Given data:
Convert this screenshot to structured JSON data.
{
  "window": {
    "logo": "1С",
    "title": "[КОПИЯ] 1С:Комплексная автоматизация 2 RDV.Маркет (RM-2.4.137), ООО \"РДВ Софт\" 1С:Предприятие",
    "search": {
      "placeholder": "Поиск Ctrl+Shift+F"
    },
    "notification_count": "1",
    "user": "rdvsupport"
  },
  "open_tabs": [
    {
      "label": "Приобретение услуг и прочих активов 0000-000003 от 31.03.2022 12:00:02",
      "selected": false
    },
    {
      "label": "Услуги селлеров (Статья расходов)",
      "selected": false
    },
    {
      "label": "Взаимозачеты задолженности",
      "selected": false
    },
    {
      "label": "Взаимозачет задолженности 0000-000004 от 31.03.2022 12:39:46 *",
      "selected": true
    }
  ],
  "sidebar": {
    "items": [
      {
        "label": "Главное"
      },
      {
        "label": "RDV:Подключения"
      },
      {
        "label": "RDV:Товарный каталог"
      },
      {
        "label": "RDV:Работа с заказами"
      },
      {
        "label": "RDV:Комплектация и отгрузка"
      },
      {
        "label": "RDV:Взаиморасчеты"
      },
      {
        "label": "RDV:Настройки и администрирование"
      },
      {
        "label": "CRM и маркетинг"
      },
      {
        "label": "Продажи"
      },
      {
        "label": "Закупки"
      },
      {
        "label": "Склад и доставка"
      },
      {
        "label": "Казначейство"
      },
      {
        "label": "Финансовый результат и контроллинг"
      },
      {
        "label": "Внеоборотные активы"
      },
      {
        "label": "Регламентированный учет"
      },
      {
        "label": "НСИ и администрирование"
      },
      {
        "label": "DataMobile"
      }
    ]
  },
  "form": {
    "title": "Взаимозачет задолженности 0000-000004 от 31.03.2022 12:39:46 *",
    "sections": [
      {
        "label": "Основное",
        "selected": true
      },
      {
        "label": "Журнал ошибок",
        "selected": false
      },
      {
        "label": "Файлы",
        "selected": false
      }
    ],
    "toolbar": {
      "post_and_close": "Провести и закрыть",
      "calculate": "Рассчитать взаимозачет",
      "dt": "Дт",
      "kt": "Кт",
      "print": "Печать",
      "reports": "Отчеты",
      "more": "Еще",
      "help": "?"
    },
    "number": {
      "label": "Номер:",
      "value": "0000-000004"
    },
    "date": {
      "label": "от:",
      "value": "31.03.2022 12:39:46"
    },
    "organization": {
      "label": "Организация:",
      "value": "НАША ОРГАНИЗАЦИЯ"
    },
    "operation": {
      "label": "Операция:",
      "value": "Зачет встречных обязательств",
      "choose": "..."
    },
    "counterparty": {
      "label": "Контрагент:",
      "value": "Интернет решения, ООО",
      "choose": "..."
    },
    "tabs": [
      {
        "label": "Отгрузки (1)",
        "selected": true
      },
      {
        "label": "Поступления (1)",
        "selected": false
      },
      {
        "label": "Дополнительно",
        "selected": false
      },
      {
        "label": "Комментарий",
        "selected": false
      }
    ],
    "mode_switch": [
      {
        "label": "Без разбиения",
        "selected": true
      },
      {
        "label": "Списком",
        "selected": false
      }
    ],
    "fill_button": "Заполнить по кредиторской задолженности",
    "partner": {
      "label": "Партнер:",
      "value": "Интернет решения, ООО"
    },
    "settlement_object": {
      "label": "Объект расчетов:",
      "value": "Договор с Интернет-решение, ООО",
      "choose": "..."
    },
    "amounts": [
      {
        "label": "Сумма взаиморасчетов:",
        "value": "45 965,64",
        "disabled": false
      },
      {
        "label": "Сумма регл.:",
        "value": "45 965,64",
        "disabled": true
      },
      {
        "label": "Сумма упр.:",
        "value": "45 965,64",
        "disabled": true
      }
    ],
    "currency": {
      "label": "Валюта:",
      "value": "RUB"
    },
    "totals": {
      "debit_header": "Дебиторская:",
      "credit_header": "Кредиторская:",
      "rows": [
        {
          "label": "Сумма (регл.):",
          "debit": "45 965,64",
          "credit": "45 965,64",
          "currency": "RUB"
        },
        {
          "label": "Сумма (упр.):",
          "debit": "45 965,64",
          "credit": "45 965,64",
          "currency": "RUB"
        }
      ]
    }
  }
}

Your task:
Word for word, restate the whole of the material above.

Solution for this task:
Convert this screenshot to structured JSON data.
{
  "window": {
    "logo": "1С",
    "title": "[КОПИЯ] 1С:Комплексная автоматизация 2 RDV.Маркет (RM-2.4.137), ООО \"РДВ Софт\" 1С:Предприятие",
    "search": {
      "placeholder": "Поиск Ctrl+Shift+F"
    },
    "notification_count": "1",
    "user": "rdvsupport"
  },
  "open_tabs": [
    {
      "label": "Приобретение услуг и прочих активов 0000-000003 от 31.03.2022 12:00:02",
      "selected": false
    },
    {
      "label": "Услуги селлеров (Статья расходов)",
      "selected": false
    },
    {
      "label": "Взаимозачеты задолженности",
      "selected": false
    },
    {
      "label": "Взаимозачет задолженности 0000-000004 от 31.03.2022 12:39:46 *",
      "selected": true
    }
  ],
  "sidebar": {
    "items": [
      {
        "label": "Главное"
      },
      {
        "label": "RDV:Подключения"
      },
      {
        "label": "RDV:Товарный каталог"
      },
      {
        "label": "RDV:Работа с заказами"
      },
      {
        "label": "RDV:Комплектация и отгрузка"
      },
      {
        "label": "RDV:Взаиморасчеты"
      },
      {
        "label": "RDV:Настройки и администрирование"
      },
      {
        "label": "CRM и маркетинг"
      },
      {
        "label": "Продажи"
      },
      {
        "label": "Закупки"
      },
      {
        "label": "Склад и доставка"
      },
      {
        "label": "Казначейство"
      },
      {
        "label": "Финансовый результат и контроллинг"
      },
      {
        "label": "Внеоборотные активы"
      },
      {
        "label": "Регламентированный учет"
      },
      {
        "label": "НСИ и администрирование"
      },
      {
        "label": "DataMobile"
      }
    ]
  },
  "form": {
    "title": "Взаимозачет задолженности 0000-000004 от 31.03.2022 12:39:46 *",
    "sections": [
      {
        "label": "Основное",
        "selected": true
      },
      {
        "label": "Журнал ошибок",
        "selected": false
      },
      {
        "label": "Файлы",
        "selected": false
      }
    ],
    "toolbar": {
      "post_and_close": "Провести и закрыть",
      "calculate": "Рассчитать взаимозачет",
      "dt": "Дт",
      "kt": "Кт",
      "print": "Печать",
      "reports": "Отчеты",
      "more": "Еще",
      "help": "?"
    },
    "number": {
      "label": "Номер:",
      "value": "0000-000004"
    },
    "date": {
      "label": "от:",
      "value": "31.03.2022 12:39:46"
    },
    "organization": {
      "label": "Организация:",
      "value": "НАША ОРГАНИЗАЦИЯ"
    },
    "operation": {
      "label": "Операция:",
      "value": "Зачет встречных обязательств",
      "choose": "..."
    },
    "counterparty": {
      "label": "Контрагент:",
      "value": "Интернет решения, ООО",
      "choose": "..."
    },
    "tabs": [
      {
        "label": "Отгрузки (1)",
        "selected": true
      },
      {
        "label": "Поступления (1)",
        "selected": false
      },
      {
        "label": "Дополнительно",
        "selected": false
      },
      {
        "label": "Комментарий",
        "selected": false
      }
    ],
    "mode_switch": [
      {
        "label": "Без разбиения",
        "selected": true
      },
      {
        "label": "Списком",
        "selected": false
      }
    ],
    "fill_button": "Заполнить по кредиторской задолженности",
    "partner": {
      "label": "Партнер:",
      "value": "Интернет решения, ООО"
    },
    "settlement_object": {
      "label": "Объект расчетов:",
      "value": "Договор с Интернет-решение, ООО",
      "choose": "..."
    },
    "amounts": [
      {
        "label": "Сумма взаиморасчетов:",
        "value": "45 965,64",
        "disabled": false
      },
      {
        "label": "Сумма регл.:",
        "value": "45 965,64",
        "disabled": true
      },
      {
        "label": "Сумма упр.:",
        "value": "45 965,64",
        "disabled": true
      }
    ],
    "currency": {
      "label": "Валюта:",
      "value": "RUB"
    },
    "totals": {
      "debit_header": "Дебиторская:",
      "credit_header": "Кредиторская:",
      "rows": [
        {
          "label": "Сумма (регл.):",
          "debit": "45 965,64",
          "credit": "45 965,64",
          "currency": "RUB"
        },
        {
          "label": "Сумма (упр.):",
          "debit": "45 965,64",
          "credit": "45 965,64",
          "currency": "RUB"
        }
      ]
    }
  }
}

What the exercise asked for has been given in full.